In the next series of posts, I will be exploring factors associated with greatness: superlative achievement across various disciplines. An excellent overview of this area is Dean Keith Simonton’s book Greatness: Who Makes History and Why. Summarizing Simonton’s research, Dutton outlines several characteristics of creative geniuses:
* They have an unusually broad range of interests;
* They are open to novel and complex ways of viewing things;
* They are capable of defocused attention: thinking about one thing while focusing on others;
* They display flexibility in their work habits;
* They tend to be introverted and prosper during periods of relative isolation;
* They generally are independent and unconventional.
In combination, these qualities enable creative geniuses to draw upon a broad range of experience to understand things in new, enlightening ways.
Posted February 24, 2010 at 12:21 pm
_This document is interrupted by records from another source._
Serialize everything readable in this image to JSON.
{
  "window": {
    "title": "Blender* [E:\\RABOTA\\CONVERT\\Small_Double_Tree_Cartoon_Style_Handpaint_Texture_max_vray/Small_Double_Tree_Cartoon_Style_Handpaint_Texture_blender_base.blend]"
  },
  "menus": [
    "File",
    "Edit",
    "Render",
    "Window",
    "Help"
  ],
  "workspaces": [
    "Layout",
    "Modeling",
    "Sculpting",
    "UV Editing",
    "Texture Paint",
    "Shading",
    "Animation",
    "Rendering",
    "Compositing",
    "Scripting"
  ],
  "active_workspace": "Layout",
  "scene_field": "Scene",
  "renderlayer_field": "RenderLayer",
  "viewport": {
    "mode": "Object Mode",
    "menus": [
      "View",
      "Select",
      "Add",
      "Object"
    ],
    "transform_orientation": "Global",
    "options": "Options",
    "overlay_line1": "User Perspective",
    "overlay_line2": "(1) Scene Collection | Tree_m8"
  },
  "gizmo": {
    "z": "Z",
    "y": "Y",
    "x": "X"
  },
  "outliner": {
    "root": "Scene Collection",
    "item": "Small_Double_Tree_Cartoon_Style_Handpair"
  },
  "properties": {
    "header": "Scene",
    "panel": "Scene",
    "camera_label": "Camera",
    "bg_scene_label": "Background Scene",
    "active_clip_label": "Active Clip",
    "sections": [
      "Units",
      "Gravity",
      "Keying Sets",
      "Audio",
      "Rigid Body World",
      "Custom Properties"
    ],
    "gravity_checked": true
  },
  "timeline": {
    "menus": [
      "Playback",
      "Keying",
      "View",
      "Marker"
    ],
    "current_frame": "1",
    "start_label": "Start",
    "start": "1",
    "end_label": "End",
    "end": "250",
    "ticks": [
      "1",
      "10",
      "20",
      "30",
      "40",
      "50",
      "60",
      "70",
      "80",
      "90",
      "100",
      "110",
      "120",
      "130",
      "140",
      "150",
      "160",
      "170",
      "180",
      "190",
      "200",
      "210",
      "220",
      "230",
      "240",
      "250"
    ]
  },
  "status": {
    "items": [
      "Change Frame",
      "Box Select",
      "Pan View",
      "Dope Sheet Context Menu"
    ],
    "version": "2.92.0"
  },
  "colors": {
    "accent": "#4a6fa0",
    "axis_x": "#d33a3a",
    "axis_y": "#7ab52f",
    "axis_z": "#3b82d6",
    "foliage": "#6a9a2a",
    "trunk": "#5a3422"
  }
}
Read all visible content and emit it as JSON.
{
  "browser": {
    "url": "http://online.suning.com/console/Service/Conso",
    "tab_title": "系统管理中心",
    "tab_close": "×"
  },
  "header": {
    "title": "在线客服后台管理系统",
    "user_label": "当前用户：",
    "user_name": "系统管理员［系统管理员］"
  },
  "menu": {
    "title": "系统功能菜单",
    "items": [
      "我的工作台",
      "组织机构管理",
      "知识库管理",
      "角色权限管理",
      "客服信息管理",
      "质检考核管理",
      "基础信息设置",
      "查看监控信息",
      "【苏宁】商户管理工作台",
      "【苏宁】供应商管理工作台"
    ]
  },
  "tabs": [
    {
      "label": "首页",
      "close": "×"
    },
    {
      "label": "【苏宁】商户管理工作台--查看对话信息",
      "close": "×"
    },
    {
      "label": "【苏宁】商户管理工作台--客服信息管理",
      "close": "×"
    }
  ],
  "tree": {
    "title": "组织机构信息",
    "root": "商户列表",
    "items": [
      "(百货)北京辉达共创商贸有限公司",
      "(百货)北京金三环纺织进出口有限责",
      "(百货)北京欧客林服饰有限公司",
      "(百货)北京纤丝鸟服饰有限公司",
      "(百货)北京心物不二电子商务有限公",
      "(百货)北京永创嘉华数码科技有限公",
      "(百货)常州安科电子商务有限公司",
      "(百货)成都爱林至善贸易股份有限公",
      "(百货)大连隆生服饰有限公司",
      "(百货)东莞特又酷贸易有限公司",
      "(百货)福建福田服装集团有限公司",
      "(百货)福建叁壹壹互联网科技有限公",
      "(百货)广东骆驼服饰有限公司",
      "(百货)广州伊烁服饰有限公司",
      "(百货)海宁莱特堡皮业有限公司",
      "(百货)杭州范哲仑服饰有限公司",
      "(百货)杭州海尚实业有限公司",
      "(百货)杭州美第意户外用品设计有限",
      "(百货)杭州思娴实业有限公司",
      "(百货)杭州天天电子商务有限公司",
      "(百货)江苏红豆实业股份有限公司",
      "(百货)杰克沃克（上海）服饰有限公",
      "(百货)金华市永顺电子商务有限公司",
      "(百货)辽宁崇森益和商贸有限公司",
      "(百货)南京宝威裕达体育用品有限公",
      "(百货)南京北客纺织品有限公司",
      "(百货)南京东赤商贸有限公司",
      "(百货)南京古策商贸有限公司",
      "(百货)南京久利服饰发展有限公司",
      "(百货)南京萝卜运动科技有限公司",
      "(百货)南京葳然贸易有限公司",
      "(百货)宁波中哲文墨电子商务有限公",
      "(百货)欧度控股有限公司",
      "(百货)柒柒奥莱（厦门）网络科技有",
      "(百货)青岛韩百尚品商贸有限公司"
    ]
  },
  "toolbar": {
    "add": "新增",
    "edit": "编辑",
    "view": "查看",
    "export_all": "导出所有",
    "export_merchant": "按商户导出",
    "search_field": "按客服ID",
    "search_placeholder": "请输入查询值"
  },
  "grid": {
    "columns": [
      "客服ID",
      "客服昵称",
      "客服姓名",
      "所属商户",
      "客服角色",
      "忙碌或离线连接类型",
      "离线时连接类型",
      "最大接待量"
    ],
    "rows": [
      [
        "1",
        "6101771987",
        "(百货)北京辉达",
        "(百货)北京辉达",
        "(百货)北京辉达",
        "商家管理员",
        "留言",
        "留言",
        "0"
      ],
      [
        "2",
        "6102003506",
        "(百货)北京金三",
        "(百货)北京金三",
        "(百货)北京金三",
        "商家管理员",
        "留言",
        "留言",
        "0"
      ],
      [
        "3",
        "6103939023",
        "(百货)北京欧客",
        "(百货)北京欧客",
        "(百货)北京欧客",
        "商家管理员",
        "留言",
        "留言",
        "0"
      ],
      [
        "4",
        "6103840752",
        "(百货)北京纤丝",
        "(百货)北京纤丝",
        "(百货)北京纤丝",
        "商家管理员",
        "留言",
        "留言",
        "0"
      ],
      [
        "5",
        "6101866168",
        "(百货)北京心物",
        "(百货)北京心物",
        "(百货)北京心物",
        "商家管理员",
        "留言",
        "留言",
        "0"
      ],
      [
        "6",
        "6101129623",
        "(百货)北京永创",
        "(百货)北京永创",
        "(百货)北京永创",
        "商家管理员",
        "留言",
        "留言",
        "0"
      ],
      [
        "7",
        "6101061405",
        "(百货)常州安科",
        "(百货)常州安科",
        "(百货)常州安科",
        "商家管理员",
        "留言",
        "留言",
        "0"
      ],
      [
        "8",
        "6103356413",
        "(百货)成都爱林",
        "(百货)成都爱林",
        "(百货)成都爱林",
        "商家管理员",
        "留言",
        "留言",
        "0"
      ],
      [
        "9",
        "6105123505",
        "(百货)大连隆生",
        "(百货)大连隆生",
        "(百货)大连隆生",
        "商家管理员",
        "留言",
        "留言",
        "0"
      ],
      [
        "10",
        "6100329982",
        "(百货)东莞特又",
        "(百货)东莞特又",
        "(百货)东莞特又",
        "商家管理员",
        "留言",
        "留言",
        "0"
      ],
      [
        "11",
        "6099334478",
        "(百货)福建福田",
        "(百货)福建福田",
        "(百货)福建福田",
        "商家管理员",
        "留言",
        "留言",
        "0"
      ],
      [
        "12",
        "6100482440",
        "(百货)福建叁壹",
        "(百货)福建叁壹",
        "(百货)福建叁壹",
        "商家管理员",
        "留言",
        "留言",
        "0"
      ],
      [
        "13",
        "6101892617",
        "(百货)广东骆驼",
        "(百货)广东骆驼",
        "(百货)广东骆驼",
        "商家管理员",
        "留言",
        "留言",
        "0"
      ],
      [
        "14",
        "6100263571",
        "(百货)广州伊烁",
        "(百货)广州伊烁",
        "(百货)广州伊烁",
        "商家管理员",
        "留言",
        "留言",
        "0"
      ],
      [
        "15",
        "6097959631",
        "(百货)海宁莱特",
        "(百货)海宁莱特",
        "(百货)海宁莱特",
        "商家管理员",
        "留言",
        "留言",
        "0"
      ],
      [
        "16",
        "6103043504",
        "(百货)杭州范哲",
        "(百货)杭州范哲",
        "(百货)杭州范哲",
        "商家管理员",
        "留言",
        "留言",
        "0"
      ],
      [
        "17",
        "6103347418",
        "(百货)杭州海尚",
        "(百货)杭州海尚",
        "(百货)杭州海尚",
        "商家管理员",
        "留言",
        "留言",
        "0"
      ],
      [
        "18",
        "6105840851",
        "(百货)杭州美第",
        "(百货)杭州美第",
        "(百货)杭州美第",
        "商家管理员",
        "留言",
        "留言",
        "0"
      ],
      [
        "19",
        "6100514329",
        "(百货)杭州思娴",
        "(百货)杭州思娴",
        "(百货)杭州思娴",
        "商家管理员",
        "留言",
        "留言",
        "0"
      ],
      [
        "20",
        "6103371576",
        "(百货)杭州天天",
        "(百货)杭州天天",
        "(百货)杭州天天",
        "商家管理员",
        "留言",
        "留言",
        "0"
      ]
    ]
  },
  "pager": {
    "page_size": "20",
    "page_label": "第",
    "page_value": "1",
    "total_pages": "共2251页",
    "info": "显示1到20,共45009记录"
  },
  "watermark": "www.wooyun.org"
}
Some hedge funds have discovered a somewhat “ghoulish” trade: buying the rights to old folks’ life insurance, said Leslie Scism and Larry Light in The Wall Street Journal.
The sellers get an up-front payment and the promise that remaining premiums will be paid. The buyers get the proceeds from the policy when the insured party passes on.
Such policies are frequently packaged together by specialized firms and sold on to high-net-worth investors.
But a portion of the policy can be bought for as little as $50,000 from Life Partners Holdings.
“The appeal to investors is that betting on mortality doesn’t seem to be correlated to stocks, bonds, or anything else.” The ghoulish part? The shorter the policyholder’s lifespan, the higher the returns.